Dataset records
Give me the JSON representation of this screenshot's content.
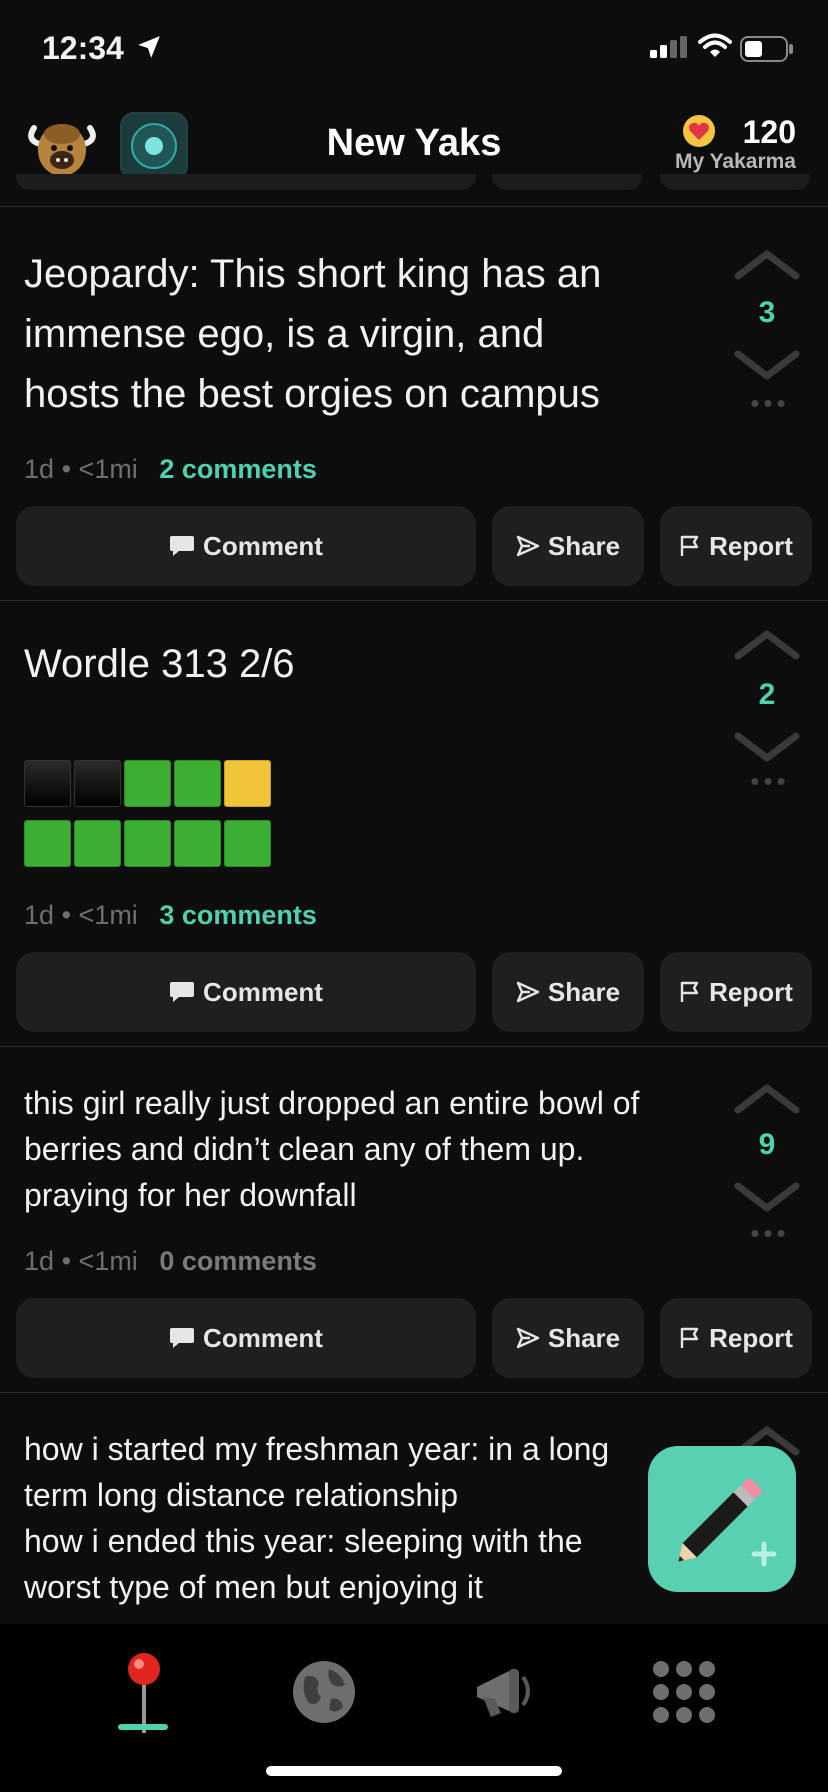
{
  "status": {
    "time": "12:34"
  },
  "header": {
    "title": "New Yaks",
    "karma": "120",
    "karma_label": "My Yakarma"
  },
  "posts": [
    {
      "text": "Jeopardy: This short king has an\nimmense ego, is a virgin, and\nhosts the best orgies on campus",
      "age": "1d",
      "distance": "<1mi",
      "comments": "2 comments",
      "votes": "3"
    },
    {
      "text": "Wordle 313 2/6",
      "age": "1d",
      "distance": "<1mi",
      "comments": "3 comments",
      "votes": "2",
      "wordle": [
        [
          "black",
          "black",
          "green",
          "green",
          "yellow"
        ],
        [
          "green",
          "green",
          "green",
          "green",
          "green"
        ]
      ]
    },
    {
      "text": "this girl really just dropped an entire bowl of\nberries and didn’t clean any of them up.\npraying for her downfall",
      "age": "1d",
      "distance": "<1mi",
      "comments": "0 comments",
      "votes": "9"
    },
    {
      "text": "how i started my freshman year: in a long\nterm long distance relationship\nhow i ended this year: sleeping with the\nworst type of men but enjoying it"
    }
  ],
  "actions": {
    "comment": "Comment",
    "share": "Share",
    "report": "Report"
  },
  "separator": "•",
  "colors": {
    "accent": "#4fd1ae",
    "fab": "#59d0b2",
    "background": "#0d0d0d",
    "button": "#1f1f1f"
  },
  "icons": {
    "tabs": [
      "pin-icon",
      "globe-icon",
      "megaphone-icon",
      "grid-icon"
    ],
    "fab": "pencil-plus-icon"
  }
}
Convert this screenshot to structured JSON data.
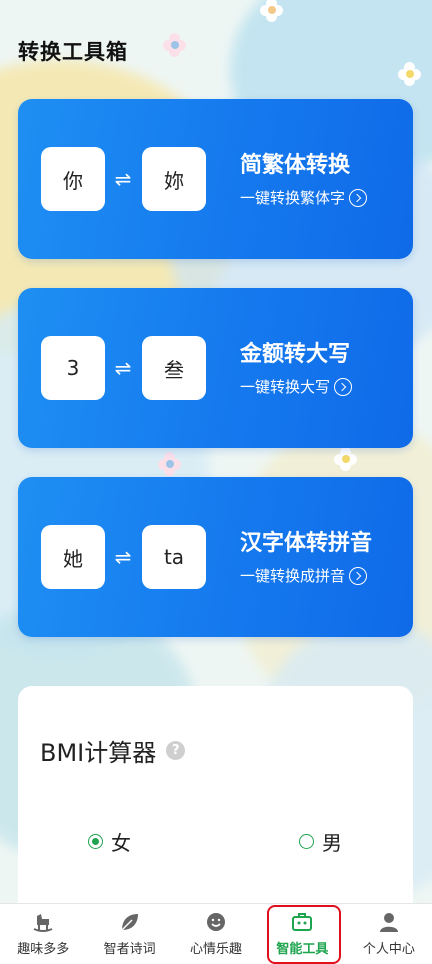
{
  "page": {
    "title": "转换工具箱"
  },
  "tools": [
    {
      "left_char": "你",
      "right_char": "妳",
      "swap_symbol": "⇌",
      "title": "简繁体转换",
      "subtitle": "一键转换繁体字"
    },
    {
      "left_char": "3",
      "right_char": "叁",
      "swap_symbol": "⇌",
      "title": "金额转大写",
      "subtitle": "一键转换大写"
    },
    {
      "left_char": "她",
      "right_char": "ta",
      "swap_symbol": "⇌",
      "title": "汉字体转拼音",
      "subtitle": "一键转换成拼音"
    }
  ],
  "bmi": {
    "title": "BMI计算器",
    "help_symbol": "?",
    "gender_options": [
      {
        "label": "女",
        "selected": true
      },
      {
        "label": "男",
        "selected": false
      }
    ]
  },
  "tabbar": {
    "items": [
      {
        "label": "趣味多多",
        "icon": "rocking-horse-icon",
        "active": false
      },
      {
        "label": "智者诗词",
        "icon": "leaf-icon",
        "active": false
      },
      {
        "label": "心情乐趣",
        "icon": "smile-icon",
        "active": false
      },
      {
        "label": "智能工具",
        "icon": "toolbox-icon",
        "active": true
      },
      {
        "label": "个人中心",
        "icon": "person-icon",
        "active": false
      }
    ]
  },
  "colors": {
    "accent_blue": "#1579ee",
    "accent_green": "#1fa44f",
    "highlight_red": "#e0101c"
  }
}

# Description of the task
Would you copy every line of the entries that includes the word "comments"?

# Solution
      "comments": "2 comments",
      "comments": "3 comments",
      "comments": "0 comments",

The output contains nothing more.